“We just got to keep working and keep running and let Alex do his thing,” Gruden said. “There’s still some nuances whether [it is] a choice route or an option route where it’s just a little hesitant here and there. Or maybe it’s a deep route where we’re not letting go or letting loose or we haven’t had time to let loose, whatever the reason. We have to keep plugging away at what we’re doing and [good] things will happen.”

So far the Redskins haven’t had to rely on Smith’s passing to lead them through games. The late August signing of running back Adrian Peterson has given the offense a dynamic that neither Gruden nor his staff expected. They had always hoped to have a run game that would set up the pass, but no one could have imagined that Peterson, at 33, would be the NFL’s fifth-leading rusher with 587 yards.

Gruden has seemed increasingly more comfortable with the idea of being a team that controls the clock with lots of runs and short passes, using punts to push opponents deep into their own territory and then rely on an aggressive defense to keep those teams from moving too far downfield. He talks more and more about winning “the field position battle.”

“The object is, obviously, to win the game,” he said.

It is one thing, however, to rely on a strong defense and a running game to beat teams like Arizona, New York and Dallas, who have not had powerful, high-scoring offenses this year. But the Redskins have not shown they can play from behind this year — something that was shown in losses to Indianapolis and New Orleans.

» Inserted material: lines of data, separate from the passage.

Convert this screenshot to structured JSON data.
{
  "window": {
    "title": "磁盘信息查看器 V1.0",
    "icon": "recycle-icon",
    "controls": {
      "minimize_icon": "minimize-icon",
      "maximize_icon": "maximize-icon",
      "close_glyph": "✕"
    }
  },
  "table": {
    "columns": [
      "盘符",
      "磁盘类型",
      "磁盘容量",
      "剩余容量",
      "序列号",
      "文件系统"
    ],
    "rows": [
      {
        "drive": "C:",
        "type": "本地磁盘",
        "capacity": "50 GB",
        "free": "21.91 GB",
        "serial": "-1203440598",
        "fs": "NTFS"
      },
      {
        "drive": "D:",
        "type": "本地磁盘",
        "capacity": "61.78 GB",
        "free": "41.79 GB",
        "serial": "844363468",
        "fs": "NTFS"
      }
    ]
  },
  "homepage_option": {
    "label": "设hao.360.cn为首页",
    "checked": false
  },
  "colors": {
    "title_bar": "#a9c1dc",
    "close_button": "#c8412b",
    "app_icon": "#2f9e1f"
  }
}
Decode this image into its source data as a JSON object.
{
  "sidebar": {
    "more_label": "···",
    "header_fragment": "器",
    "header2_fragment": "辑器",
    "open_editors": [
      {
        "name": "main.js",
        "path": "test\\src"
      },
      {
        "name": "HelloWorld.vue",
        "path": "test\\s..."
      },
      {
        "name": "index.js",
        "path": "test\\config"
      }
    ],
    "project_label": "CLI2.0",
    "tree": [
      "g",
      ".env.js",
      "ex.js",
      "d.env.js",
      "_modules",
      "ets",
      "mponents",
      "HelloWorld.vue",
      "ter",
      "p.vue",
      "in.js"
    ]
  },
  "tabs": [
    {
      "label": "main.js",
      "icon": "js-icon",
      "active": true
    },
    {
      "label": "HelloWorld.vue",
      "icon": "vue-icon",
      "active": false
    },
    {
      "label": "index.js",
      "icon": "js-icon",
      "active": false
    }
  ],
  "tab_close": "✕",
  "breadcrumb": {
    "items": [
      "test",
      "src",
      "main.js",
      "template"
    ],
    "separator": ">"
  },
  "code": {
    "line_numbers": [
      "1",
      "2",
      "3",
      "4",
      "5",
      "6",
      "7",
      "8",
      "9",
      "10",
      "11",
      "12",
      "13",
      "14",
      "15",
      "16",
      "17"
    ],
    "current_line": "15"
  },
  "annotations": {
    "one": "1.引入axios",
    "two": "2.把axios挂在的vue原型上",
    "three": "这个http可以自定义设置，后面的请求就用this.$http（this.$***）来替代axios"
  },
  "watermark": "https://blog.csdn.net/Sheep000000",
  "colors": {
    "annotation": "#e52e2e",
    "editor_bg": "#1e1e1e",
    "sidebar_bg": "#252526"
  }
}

Looming ahead the next three weeks are Atlanta, Tampa Bay and Houston. All are teams with offenses that can quickly put up lots of points. The Bucs have produced the most yards per game in the NFL this season, while the Falcons rank seventh and the Texans are 15th. Washington will probably have to get into higher-scoring games than they have in recent game to win. So far, the Redskins are 5-0 in games in which they have held a lead and not given it up. They have lost the two games in which they fell behind and have just two offensive touchdowns in the second half this year.

“We don’t ever anticipate a team coming in here and scoring a lot of points,” Gruden said Monday. “We don’t say ‘it’s gong to be a shootout,’ we anticipate our defense playing well and offensively stick with our plan.”

He added that the running game has several different approaches now that Peterson has adapted to the Redskins' system, and can attack defenses on the outside and inside.

But Washington probably will have to be more effective throwing the ball in coming weeks. So far, Smith has not made much of a connection with his receivers and tight ends. Some of this comes from a lack of familiarity, as Smith didn’t arrive until March and then wasn’t able to work with key receivers and tight end Jordan Reed at times during the summer because several of those players were recovering from injuries.

Some of his throws have been off, however. In one glaring example Sunday, wide receiver Paul Richardson was open on a deep route that could have been a touchdown, but Smith’s throw sailed far to the left, several feet out of Richardson’s reach.

“It was a mis-throw a bit,” Gruden said, explaining that Smith was getting some pressure from pass rushers and wasn’t able to fully step forward when throwing.

“We’re going to take a few shots and hopefully connect on a few,” he said.

He said this with the same confidence he had the week before, in a season that has seen the Redskins storm into first place — just not in a way anyone expected.

More Redskins coverage:

Adrian Peterson run seals Redskins’ 20-13 win over Giants, gives Washington its third straight victory

Takeaways from Washington’s victory over the Giants